Washington experienced this week the “conflict of narratives” regarding the direction of U.S.-China relations. Chinese Ambassador to the U.S. Xie Feng, speaking at the National Committee on U.S.-China Relations on Dec. 14, underlined the nature of the agreements Presidents Biden and Xi made on the sidelines of the APEC summit on Nov. 15 in San Francisco, calling for greater cooperation in a variety of areas. Xie’s comments were seconded, in a way, by Treasury Secretary Janet Yellen, who spoke after Xie, and reaffirmed that the U.S. was not interested in “decoupling” from China, saying this would be damaging to both countries and to the world economy. Yellen also indicated that she would soon be returning to China for discussions with her Chinese counterparts.

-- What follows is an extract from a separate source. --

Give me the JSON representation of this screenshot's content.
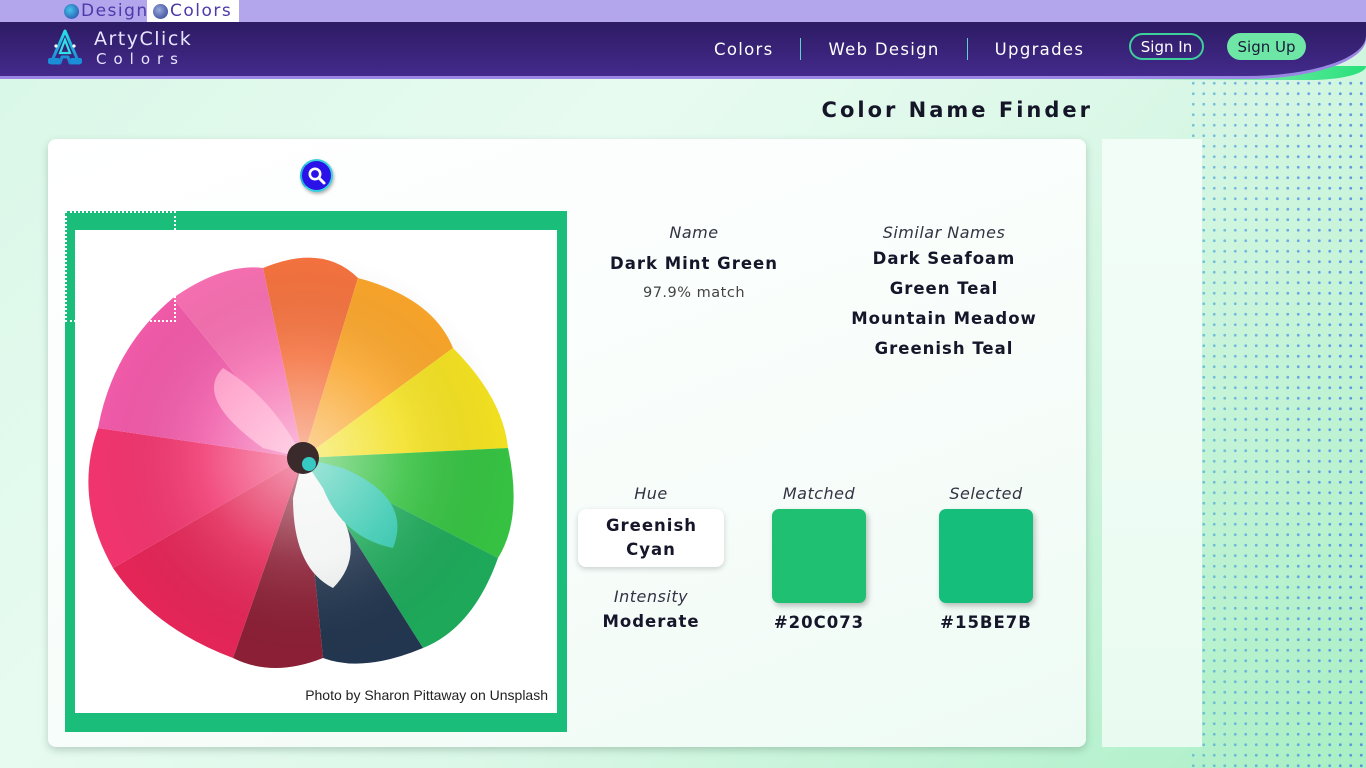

A different message was heard at the Brookings Institution on Dec. 15, where the U.S. Ambassador to China Nicholas Burns, in the U.S. for some unknown reason, delivered a speech underlining the importance of the U.S. alliances in the region, with Japan, with Australia, and with the Philippines, as well as the increasing interest of our “allies” in Europe on developments in the Asia-Pacific region. Burns said that he was not “optimistic” about any U.S.-China rapprochement, condemning what he called China’s support for Russia’s war in Ukraine and recent confrontations between Chinese and Filipino ships in disputed areas of the South China Sea. With the support, and encouragement, of the United States, which now has new bases in the Philippines, the anti-China crowd in the Marcos government was much more aggressive in asserting their claims in the waters of the South China Sea.

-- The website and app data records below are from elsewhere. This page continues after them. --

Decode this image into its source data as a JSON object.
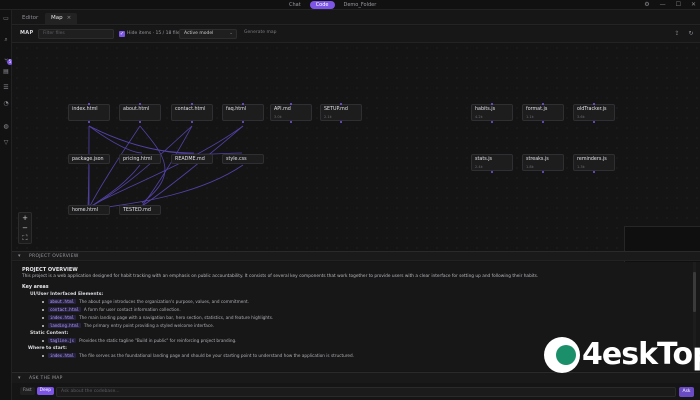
{
  "topbar": {
    "modes": [
      "Chat",
      "Code",
      "Demo_Folder"
    ],
    "active_mode": "Code",
    "window_controls": [
      "settings-icon",
      "minimize-icon",
      "maximize-icon",
      "close-icon"
    ]
  },
  "rail": {
    "icons": [
      "files-icon",
      "search-icon",
      "branch-icon",
      "layers-icon",
      "list-icon",
      "comment-icon",
      "globe-icon",
      "filter-icon"
    ],
    "badge": "5"
  },
  "tabs": [
    {
      "label": "Editor"
    },
    {
      "label": "Map",
      "close": "×"
    }
  ],
  "toolbar": {
    "title": "MAP",
    "filter_placeholder": "Filter files",
    "check_label": "Hide items · 15 / 18 files",
    "select_value": "Active model",
    "generate_label": "Generate map"
  },
  "nodes": [
    {
      "label": "index.html",
      "sub": ""
    },
    {
      "label": "about.html",
      "sub": ""
    },
    {
      "label": "contact.html",
      "sub": ""
    },
    {
      "label": "faq.html",
      "sub": ""
    },
    {
      "label": "API.md",
      "sub": "3.0k"
    },
    {
      "label": "SETUP.md",
      "sub": "2.1k"
    },
    {
      "label": "habits.js",
      "sub": "4.2k"
    },
    {
      "label": "format.js",
      "sub": "1.1k"
    },
    {
      "label": "oldTracker.js",
      "sub": "3.6k"
    },
    {
      "label": "package.json",
      "sub": ""
    },
    {
      "label": "pricing.html",
      "sub": ""
    },
    {
      "label": "README.md",
      "sub": ""
    },
    {
      "label": "style.css",
      "sub": ""
    },
    {
      "label": "stats.js",
      "sub": "2.4k"
    },
    {
      "label": "streaks.js",
      "sub": "1.8k"
    },
    {
      "label": "reminders.js",
      "sub": "1.3k"
    },
    {
      "label": "home.html",
      "sub": ""
    },
    {
      "label": "TESTED.md",
      "sub": ""
    }
  ],
  "zoom": {
    "plus": "+",
    "minus": "−",
    "fit": "⛶"
  },
  "overview": {
    "header": "PROJECT OVERVIEW",
    "title": "PROJECT OVERVIEW",
    "intro": "This project is a web application designed for habit tracking with an emphasis on public accountability. It consists of several key components that work together to provide users with a clear interface for setting up and following their habits.",
    "key_areas": "Key areas",
    "ui_title": "UI/User Interfaced Elements:",
    "ui_items": [
      {
        "code": "about.html",
        "text": "The about page introduces the organization's purpose, values, and commitment."
      },
      {
        "code": "contact.html",
        "text": "A form for user contact information collection."
      },
      {
        "code": "index.html",
        "text": "The main landing page with a navigation bar, hero section, statistics, and feature highlights."
      },
      {
        "code": "landing.html",
        "text": "The primary entry point providing a styled welcome interface."
      }
    ],
    "static_title": "Static Content:",
    "static_items": [
      {
        "code": "tagline.js",
        "text": "Provides the static tagline \"Build in public\" for reinforcing project branding."
      }
    ],
    "where_title": "Where to start:",
    "where_items": [
      {
        "code": "index.html",
        "text": "The file serves as the foundational landing page and should be your starting point to understand how the application is structured."
      }
    ]
  },
  "ask": {
    "header": "ASK THE MAP",
    "segments": [
      "Fast",
      "Deep"
    ],
    "active_segment": "Deep",
    "placeholder": "Ask about the codebase...",
    "button": "Ask"
  },
  "watermark": {
    "text": "4eskTop"
  },
  "colors": {
    "accent": "#7c55e6",
    "background": "#151515",
    "node": "#1d1d1d"
  }
}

Burns’s comments at Brookings should automatically disqualify him as an ambassador to China, but the fact of the matter is that he probably was deployed back to Washington for this very purpose.